Kathy and I returned to the US from Haiti for Christmas this year just a couple of days prior to the big day.  The hustle and bustle were close to frantic level, with our friends, family and us performing at our peak velocities to get everything completed.  As all of us began tiring of the “seasonal pace”, we started hearing some all–too-common complaints: “The stores don’t have what we want!”  “I’ll be glad when this is over!”  “The traffic is crazy!” and—well, you know the list.  Sometimes I was the one complaining as well and wondering what had happened to me in the short time after I returned to the US.  Kathy and I had just spent significant time with Haitian friends who lived daily with food insecurity, with untreated medical conditions, with inadequate shelter, with abusive situations, and with governmental instability.   Why was I whining that the guy in the 10 items or less line actually had 14 items??  As I reflected I realized that so often I lose the perspective of how fortunate we are to have an abundance of our physical comfort and physically necessary materials so easily accessible.  I so often allow a minor inconvenience to take on a life of its own, and overshadow the abundant blessings that are so obvious, but overlooked.  Definitely, it “could be worse”!  Prosperity does not buy happiness any more than poverty defines unhappiness.  To me it seems that the happiest individuals whom we have met are the ones who are “blessings aware” with hope that the next day may be even better than the one before. It is easy to lose that perspective and believe that I am in the “worse” category of  “could be worse!”

We have a friend who physically lives in poverty but spiritually lives in prosperity.  Five members of her family live in a small hut with a dirt floor, and sleep huddled on mats.  They have a happy family and feel blessed.  One of the family members saw an old, somewhat tattered, twin mattress that we had in storage at the clinic and wondered that if we couldn’t use it, could she have it.  Our friend expressed that she realized that other people might need it more than they did (aka “could be worse”), so if we needed to keep it that was fine with them.  After debating this request for about 3 milliseconds, we decided to give the mattress to the family.  The gift of one, well-used twin mattress for five people was received with not only a hug, but with tears and a small dance of joy.   They now could take turns sleeping on their mattress! The family was excited for the gift of comfort for each other.

This story (and many others like it) makes me realize just how poor I am!  Yes, you read that correctly, how poor I am. For some reason, I am often “joy impoverished” as I forget just how blessed I am.  I am poor in spirit as I complain about the minor things of life and forget the hope that we are given for a better day ahead. I forget that there is a God who personally cares about each breath I take. 

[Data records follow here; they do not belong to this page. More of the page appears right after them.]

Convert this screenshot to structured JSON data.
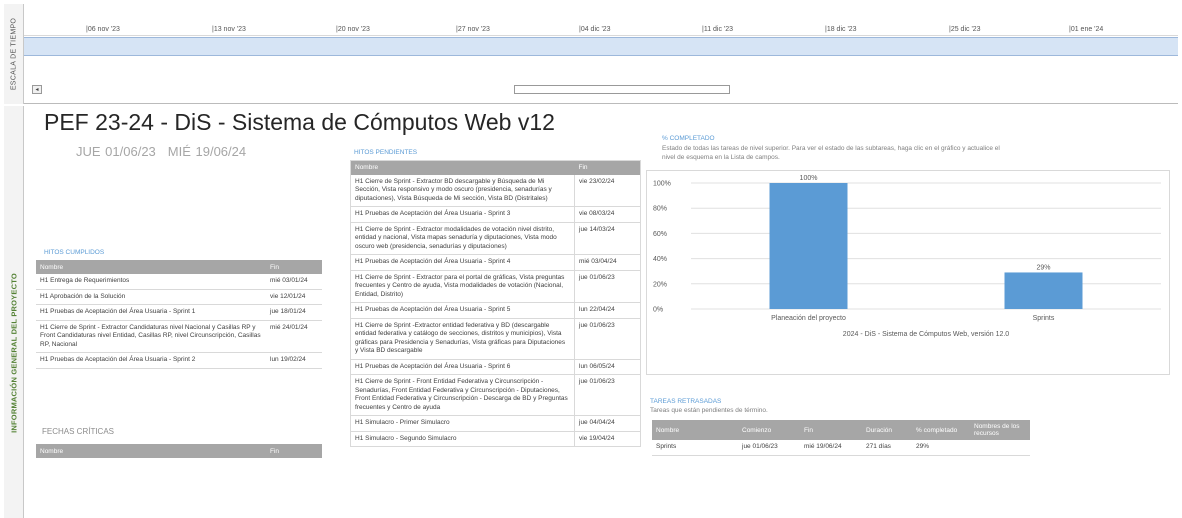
{
  "timescale": {
    "side_label": "ESCALA DE TIEMPO",
    "ticks": [
      "06 nov '23",
      "13 nov '23",
      "20 nov '23",
      "27 nov '23",
      "04 dic '23",
      "11 dic '23",
      "18 dic '23",
      "25 dic '23",
      "01 ene '24"
    ],
    "scroll_left": "◂"
  },
  "side_label": "INFORMACIÓN GENERAL DEL PROYECTO",
  "title": "PEF 23-24 - DiS - Sistema de Cómputos Web v12",
  "dates": {
    "start": "JUE 01/06/23",
    "end": "MIÉ 19/06/24"
  },
  "hitos_cumplidos": {
    "title": "HITOS CUMPLIDOS",
    "headers": [
      "Nombre",
      "Fin"
    ],
    "rows": [
      [
        "H1 Entrega de Requerimientos",
        "mié 03/01/24"
      ],
      [
        "H1 Aprobación de la Solución",
        "vie 12/01/24"
      ],
      [
        "H1 Pruebas de Aceptación del Área Usuaria - Sprint 1",
        "jue 18/01/24"
      ],
      [
        "H1 Cierre de Sprint - Extractor Candidaturas nivel Nacional y Casillas RP y Front Candidaturas nivel Entidad, Casillas RP, nivel Circunscripción, Casillas RP, Nacional",
        "mié 24/01/24"
      ],
      [
        "H1 Pruebas de Aceptación del Área Usuaria - Sprint 2",
        "lun 19/02/24"
      ]
    ]
  },
  "fechas_criticas": {
    "title": "FECHAS CRÍTICAS",
    "headers": [
      "Nombre",
      "Fin"
    ]
  },
  "hitos_pendientes": {
    "title": "HITOS PENDIENTES",
    "headers": [
      "Nombre",
      "Fin"
    ],
    "rows": [
      [
        "H1 Cierre de Sprint - Extractor BD descargable y Búsqueda de Mi Sección, Vista responsivo y modo oscuro (presidencia, senadurías y diputaciones), Vista Búsqueda de Mi sección, Vista BD (Distritales)",
        "vie 23/02/24"
      ],
      [
        "H1 Pruebas de Aceptación del Área Usuaria - Sprint 3",
        "vie 08/03/24"
      ],
      [
        "H1 Cierre de Sprint - Extractor modalidades de votación nivel distrito, entidad y nacional, Vista mapas senaduría y diputaciones, Vista modo oscuro web (presidencia, senadurías y diputaciones)",
        "jue 14/03/24"
      ],
      [
        "H1 Pruebas de Aceptación del Área Usuaria - Sprint 4",
        "mié 03/04/24"
      ],
      [
        "H1 Cierre de Sprint - Extractor para el portal de gráficas, Vista preguntas frecuentes y Centro de ayuda, Vista modalidades de votación (Nacional, Entidad, Distrito)",
        "jue 01/06/23"
      ],
      [
        "H1 Pruebas de Aceptación del Área Usuaria - Sprint 5",
        "lun 22/04/24"
      ],
      [
        "H1 Cierre de Sprint -Extractor entidad federativa y BD (descargable entidad federativa y catálogo de secciones, distritos y municipios), Vista gráficas para Presidencia y Senadurías, Vista gráficas para Diputaciones y Vista BD descargable",
        "jue 01/06/23"
      ],
      [
        "H1 Pruebas de Aceptación del Área Usuaria - Sprint 6",
        "lun 06/05/24"
      ],
      [
        "H1 Cierre de Sprint - Front Entidad Federativa y Circunscripción - Senadurías, Front Entidad Federativa y Circunscripción - Diputaciones, Front Entidad Federativa y Circunscripción - Descarga de BD y Preguntas frecuentes y Centro de ayuda",
        "jue 01/06/23"
      ],
      [
        "H1 Simulacro - Primer Simulacro",
        "jue 04/04/24"
      ],
      [
        "H1 Simulacro - Segundo Simulacro",
        "vie 19/04/24"
      ]
    ]
  },
  "completado": {
    "title": "% COMPLETADO",
    "subtitle": "Estado de todas las tareas de nivel superior. Para ver el estado de las subtareas, haga clic en el gráfico y actualice el nivel de esquema en la Lista de campos."
  },
  "chart_data": {
    "type": "bar",
    "categories": [
      "Planeación del proyecto",
      "Sprints"
    ],
    "values": [
      100,
      29
    ],
    "data_labels": [
      "100%",
      "29%"
    ],
    "y_ticks": [
      "0%",
      "20%",
      "40%",
      "60%",
      "80%",
      "100%"
    ],
    "ylim": [
      0,
      100
    ],
    "caption": "2024 - DiS - Sistema de Cómputos Web, versión 12.0",
    "bar_color": "#5b9bd5",
    "grid": true
  },
  "tareas_retrasadas": {
    "title": "TAREAS RETRASADAS",
    "subtitle": "Tareas que están pendientes de término.",
    "headers": [
      "Nombre",
      "Comienzo",
      "Fin",
      "Duración",
      "% completado",
      "Nombres de los recursos"
    ],
    "rows": [
      [
        "Sprints",
        "jue 01/06/23",
        "mié 19/06/24",
        "271 días",
        "29%",
        ""
      ]
    ]
  }
}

My prayer for all of us in 2017 is that we are “blessings aware” and remember those around us who are physically and spiritually impoverished.  “Grandpa” ’s perspective is correct in that it nearly always ”could be worse”, but I hope that we can put a more positive spin on it and remember that we serve a God who, no matter how “worse” it is, can always give hope for an impoverished one-- like me.